Where there were once racks of clothes and aisles of appliances, there were now spotless dorm-style bedrooms with neatly made beds and Pokemon posters on the walls.
The back parking lots were now makeshift soccer fields and volleyball courts. The McDonald’s was now the cafeteria. All this made it difficult to visualise what the sprawling facility used to be - a former Walmart Supercenter.
The converted retail store at the southern tip of Texas has become the largest licensed migrant children’s shelter in the country - a warehouse for nearly 1,500 boys aged 10 to 17 who were caught illegally crossing the border.

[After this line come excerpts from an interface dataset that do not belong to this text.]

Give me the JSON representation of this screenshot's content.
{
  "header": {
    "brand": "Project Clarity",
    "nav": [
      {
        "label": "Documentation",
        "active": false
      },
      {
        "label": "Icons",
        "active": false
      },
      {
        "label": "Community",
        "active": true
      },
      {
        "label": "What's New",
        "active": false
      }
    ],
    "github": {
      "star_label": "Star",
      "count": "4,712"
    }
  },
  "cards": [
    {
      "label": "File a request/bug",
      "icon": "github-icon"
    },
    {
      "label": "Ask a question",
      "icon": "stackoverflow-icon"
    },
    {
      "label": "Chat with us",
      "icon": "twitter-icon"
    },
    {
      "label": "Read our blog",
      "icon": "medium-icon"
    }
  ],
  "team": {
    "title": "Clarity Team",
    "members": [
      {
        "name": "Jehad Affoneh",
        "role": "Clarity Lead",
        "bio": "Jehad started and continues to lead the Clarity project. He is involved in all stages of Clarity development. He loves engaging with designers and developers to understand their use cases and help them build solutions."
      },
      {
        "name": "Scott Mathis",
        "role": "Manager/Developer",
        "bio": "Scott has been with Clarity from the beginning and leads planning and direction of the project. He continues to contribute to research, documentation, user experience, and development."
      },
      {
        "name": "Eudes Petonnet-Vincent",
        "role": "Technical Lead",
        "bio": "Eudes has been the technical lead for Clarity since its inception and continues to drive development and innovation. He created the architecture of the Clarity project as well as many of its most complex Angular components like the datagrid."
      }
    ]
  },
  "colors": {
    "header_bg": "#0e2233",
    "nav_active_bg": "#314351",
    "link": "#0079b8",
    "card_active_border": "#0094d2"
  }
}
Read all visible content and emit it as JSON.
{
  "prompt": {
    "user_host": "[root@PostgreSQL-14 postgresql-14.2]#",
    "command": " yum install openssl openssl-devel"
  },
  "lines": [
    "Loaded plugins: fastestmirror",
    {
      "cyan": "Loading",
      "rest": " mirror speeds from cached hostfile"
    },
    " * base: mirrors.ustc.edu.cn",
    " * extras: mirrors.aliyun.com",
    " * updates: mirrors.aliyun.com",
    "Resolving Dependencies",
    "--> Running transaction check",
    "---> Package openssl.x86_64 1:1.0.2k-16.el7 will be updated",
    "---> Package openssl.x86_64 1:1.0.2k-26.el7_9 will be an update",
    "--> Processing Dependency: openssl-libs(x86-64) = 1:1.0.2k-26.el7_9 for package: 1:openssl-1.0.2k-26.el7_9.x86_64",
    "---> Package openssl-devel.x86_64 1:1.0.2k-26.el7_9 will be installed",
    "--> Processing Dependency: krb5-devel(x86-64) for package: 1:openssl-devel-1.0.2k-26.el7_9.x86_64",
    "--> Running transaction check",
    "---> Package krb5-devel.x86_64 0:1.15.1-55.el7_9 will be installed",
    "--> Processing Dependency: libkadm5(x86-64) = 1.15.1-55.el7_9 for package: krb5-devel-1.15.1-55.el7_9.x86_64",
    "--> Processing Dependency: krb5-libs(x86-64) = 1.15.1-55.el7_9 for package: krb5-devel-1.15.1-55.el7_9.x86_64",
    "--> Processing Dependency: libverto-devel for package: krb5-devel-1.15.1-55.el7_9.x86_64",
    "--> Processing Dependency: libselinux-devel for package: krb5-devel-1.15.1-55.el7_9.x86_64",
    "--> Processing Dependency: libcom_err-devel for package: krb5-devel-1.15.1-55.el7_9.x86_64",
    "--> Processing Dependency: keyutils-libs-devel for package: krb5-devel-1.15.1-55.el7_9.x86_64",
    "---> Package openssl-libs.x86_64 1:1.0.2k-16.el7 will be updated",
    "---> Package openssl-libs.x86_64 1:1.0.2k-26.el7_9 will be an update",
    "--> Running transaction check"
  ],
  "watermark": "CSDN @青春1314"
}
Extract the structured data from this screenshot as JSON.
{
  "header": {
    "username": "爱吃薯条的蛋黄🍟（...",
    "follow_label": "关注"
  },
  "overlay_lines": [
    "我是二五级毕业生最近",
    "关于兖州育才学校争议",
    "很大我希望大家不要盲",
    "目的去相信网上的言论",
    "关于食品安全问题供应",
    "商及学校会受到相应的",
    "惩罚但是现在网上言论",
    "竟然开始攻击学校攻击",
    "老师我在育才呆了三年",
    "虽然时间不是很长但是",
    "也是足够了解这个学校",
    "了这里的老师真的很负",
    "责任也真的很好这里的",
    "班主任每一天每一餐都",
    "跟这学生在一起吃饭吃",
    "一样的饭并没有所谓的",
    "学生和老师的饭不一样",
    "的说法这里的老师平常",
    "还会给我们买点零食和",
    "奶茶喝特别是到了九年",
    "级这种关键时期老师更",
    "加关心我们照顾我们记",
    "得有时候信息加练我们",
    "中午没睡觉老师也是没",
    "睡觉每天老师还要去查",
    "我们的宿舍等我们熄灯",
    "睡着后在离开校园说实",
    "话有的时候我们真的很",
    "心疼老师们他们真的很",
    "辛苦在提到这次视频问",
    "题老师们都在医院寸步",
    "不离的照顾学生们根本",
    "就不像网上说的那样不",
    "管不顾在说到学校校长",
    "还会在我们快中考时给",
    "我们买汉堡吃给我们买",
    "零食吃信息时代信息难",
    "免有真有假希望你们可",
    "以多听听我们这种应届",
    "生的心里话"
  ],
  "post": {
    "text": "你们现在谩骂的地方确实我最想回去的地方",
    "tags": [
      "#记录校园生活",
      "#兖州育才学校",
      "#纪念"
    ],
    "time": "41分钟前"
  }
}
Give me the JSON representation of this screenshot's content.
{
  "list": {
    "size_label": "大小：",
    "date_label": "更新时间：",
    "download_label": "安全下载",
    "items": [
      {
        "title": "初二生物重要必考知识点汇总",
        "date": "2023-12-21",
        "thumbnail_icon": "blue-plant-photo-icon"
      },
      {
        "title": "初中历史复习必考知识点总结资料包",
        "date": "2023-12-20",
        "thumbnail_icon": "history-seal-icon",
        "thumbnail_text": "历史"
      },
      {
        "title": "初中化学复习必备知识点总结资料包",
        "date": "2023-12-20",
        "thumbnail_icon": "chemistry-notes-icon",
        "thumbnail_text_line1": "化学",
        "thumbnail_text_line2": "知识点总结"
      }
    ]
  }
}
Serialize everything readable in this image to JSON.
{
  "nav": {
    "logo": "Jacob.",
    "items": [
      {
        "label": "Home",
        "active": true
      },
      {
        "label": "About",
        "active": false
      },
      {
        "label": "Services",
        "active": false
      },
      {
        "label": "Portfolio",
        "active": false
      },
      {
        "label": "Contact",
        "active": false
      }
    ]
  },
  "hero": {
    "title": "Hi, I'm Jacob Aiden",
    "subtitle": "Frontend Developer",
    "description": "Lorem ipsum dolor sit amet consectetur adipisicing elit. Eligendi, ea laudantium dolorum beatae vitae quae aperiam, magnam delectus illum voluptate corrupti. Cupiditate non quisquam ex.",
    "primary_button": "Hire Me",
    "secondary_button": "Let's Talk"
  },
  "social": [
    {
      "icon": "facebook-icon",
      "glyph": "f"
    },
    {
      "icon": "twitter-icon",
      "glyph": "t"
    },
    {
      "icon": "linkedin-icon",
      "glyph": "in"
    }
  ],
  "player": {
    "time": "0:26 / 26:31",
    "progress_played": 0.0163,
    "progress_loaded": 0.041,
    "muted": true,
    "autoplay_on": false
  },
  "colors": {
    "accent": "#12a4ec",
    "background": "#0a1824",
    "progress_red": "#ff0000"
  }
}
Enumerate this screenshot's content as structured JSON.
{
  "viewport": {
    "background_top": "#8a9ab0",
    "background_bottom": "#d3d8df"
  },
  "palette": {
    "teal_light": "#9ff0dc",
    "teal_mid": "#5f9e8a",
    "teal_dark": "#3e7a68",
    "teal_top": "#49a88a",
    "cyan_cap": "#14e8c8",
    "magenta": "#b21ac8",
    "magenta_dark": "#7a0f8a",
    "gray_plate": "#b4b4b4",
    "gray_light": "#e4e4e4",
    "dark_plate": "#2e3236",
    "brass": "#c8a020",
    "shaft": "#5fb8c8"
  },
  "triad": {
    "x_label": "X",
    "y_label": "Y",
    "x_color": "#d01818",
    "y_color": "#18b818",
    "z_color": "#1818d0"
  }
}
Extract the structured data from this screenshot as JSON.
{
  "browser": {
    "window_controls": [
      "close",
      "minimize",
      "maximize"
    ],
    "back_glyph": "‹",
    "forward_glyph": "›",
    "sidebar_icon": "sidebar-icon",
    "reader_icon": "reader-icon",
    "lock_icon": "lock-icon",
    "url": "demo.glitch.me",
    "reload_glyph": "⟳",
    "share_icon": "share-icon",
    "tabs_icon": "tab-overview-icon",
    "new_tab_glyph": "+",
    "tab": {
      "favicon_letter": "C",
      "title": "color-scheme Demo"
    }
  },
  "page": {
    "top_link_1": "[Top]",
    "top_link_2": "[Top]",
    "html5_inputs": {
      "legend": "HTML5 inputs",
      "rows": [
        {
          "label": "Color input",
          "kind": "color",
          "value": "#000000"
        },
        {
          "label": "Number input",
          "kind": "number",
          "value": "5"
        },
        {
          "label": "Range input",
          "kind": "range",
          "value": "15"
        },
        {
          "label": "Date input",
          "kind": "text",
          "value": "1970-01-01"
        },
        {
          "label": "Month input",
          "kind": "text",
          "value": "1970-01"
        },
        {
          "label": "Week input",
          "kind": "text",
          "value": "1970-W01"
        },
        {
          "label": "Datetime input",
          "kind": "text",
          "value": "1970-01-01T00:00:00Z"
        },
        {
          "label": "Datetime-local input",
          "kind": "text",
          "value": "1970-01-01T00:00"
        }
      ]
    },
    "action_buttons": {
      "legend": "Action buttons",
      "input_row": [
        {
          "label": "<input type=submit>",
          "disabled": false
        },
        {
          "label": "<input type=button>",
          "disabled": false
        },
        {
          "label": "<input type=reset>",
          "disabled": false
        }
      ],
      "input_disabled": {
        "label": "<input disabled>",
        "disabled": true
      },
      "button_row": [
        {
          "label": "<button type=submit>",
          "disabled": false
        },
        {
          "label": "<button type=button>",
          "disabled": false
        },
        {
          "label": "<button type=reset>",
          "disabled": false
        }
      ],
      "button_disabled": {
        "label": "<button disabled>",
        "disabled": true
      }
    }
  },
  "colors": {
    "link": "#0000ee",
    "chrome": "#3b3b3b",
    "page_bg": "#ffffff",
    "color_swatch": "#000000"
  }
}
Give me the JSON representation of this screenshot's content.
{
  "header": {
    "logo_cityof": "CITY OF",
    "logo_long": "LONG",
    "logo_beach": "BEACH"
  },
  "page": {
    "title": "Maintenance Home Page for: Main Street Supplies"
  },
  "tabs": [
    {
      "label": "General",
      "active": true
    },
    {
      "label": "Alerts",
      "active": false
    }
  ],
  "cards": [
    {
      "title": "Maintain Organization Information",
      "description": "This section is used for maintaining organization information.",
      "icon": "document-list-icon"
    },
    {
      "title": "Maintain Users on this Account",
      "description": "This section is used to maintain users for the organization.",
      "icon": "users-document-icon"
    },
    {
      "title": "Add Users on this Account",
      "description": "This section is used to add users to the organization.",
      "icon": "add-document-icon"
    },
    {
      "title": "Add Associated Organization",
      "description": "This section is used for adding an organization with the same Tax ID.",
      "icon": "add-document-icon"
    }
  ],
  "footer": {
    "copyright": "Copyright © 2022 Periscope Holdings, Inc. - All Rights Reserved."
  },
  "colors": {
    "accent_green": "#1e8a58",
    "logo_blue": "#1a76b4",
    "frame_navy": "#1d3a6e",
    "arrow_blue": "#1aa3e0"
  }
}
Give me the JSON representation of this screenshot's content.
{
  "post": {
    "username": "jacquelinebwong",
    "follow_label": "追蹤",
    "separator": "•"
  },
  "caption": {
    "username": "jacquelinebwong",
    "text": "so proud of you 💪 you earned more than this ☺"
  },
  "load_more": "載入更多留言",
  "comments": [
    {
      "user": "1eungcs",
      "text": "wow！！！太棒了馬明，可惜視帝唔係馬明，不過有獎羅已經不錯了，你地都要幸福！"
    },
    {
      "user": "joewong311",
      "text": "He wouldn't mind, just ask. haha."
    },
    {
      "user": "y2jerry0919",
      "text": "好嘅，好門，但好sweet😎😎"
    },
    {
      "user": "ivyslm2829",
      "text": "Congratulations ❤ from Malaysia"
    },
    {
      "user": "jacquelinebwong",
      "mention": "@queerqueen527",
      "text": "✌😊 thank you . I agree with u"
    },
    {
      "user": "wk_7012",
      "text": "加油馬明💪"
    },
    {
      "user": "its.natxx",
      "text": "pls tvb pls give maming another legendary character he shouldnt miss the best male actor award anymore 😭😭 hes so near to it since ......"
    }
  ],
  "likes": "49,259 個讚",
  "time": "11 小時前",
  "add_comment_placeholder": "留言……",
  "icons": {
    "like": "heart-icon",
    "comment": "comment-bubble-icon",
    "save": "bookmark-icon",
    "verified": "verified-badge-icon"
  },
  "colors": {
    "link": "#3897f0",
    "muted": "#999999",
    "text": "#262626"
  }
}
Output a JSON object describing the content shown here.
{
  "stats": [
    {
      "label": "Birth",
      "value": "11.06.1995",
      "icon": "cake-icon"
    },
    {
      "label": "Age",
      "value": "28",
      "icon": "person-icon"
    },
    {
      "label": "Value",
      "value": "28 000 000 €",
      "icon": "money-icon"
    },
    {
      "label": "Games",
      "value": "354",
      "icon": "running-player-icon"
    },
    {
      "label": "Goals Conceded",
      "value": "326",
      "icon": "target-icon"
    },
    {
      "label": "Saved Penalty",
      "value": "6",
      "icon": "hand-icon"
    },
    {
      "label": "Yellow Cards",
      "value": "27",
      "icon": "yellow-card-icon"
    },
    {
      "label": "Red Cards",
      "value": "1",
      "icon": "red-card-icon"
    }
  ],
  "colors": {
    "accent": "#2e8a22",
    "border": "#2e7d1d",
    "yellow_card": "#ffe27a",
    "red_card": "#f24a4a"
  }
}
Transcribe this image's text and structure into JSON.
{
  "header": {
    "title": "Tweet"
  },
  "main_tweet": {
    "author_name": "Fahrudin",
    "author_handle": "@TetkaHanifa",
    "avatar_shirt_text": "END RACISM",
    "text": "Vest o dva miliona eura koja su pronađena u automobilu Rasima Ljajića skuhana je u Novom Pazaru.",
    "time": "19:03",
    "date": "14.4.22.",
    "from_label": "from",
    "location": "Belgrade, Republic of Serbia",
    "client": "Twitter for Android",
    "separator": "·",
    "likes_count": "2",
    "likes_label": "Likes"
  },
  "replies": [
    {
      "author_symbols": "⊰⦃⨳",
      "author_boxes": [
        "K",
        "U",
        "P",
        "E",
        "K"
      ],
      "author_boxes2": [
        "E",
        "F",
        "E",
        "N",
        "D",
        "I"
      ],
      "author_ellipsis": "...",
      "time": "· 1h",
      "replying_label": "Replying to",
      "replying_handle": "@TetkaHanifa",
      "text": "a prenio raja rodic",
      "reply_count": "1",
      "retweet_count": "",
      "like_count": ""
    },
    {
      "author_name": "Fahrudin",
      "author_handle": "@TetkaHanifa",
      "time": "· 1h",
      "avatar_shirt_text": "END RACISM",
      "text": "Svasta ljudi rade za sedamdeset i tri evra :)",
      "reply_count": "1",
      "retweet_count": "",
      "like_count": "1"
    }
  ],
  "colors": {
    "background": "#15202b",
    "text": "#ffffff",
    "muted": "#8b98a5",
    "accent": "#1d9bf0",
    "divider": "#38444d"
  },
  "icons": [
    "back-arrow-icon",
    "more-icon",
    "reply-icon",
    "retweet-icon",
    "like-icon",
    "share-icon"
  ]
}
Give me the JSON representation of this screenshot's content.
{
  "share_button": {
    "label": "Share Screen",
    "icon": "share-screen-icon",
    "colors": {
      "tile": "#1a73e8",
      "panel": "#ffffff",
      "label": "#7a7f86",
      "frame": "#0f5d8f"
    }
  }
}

The teeming, 250,000-square-foot facility is a model of border life in Trump-era America, part of a growing industry of detention centers and shelters as federal authorities scramble to comply with the president’s order to end “catch and release” of migrants illegally entering the country.
Now that children are often being separated from their parents, this facility has had to obtain a waiver from the state to expand its capacity.
Cots are being added to sleeping areas. The staff is expanding. But even that is not enough. Federal authorities are considering establishing tent cities on Army and Air Force bases, and have already transferred hundreds of immigrant detainees to temporary housing at federal prisons.
On Thursday, the Department of Health and Human Services announced that temporary tent housing would be set up near the border station in Tornillo, Texas, to house up to 360 youths.
That prompted an angry response from a Democratic state senator, José Rodríguez, who noted that temperatures could be expected to exceed 100 degrees at the site. “This is what totalitarians in the Middle East and elsewhere do,” he said in a statement.
The federal Office of Refugee Resettlement is now overseeing an estimated 100 shelters in 17 states, serving a population that has grown to more than 11,000 youths. One of the biggest concentrations is here near the border in South Texas, in the Rio Grande Valley, one of the poorest regions in the nation.
There are about 10 shelters in three Valley counties, the majority in the Cameron County cities of Brownsville, Harlingen and San Benito.
The shelters in and near Brownsville have become big business, employing hundreds of residents and bringing abandoned stores, schools and other buildings back to life in a county where the median household income is $34,578 and the percentage of those living below the federal poverty line is 29.1, far higher than the national poverty rate of 12.7 percent.
But they have also raised questions about federal oversight and management, and the invisibility under which many of them operate.
Numerous shelters that care for unaccompanied migrant youth in Texas have been cited by state child care facility regulators for dozens of violations in recent years, according to data from two of the state’s oversight agencies, the Texas Health and Human Services Commission and the Department of Family and Protective Services.
The majority of the violations were for minor infractions, including incomplete child records. But some were for more serious problems.
At least 13 deficiency citations have been filed against the shelter at the former Walmart in Brownsville, which seemingly overnight became a symbol of the housing scramble after a Democratic lawmaker, Senator Jeff Merkley of Oregon, showed up unannounced to take a tour but was turned away by police escort.
Mr Merkley’s attempt to gain entry this month, captured on Facebook Live by a member of his staff, put national attention on the shelter, which is run by a nonprofit group that contracts with a federal agency.
The shelters are part of the federal government’s attempt to accommodate a flood of young people who have been surging across the Southwest border over the past several years, often without an accompanying parent. Many of them are seeking asylum from gang violence or other troubles in Central America.
The number of children under detention has grown in recent weeks as the Trump administration has begun prosecuting migrants who cross the border illegally.
Previously, parents traveling with children were often quickly released with orders to appear later in court - a practice which members of the current administration say was providing a powerful incentive for migrants to take their children in tow and travel to the United States.
The number of families apprehended at the border has gone up nearly 600 percent compared with the spring of last year, the Homeland Security secretary, Kirstjen Nielsen, told Congress in May.
“Word is getting out,” she said.
But what happens to children in these federally sponsored shelters has had little public scrutiny.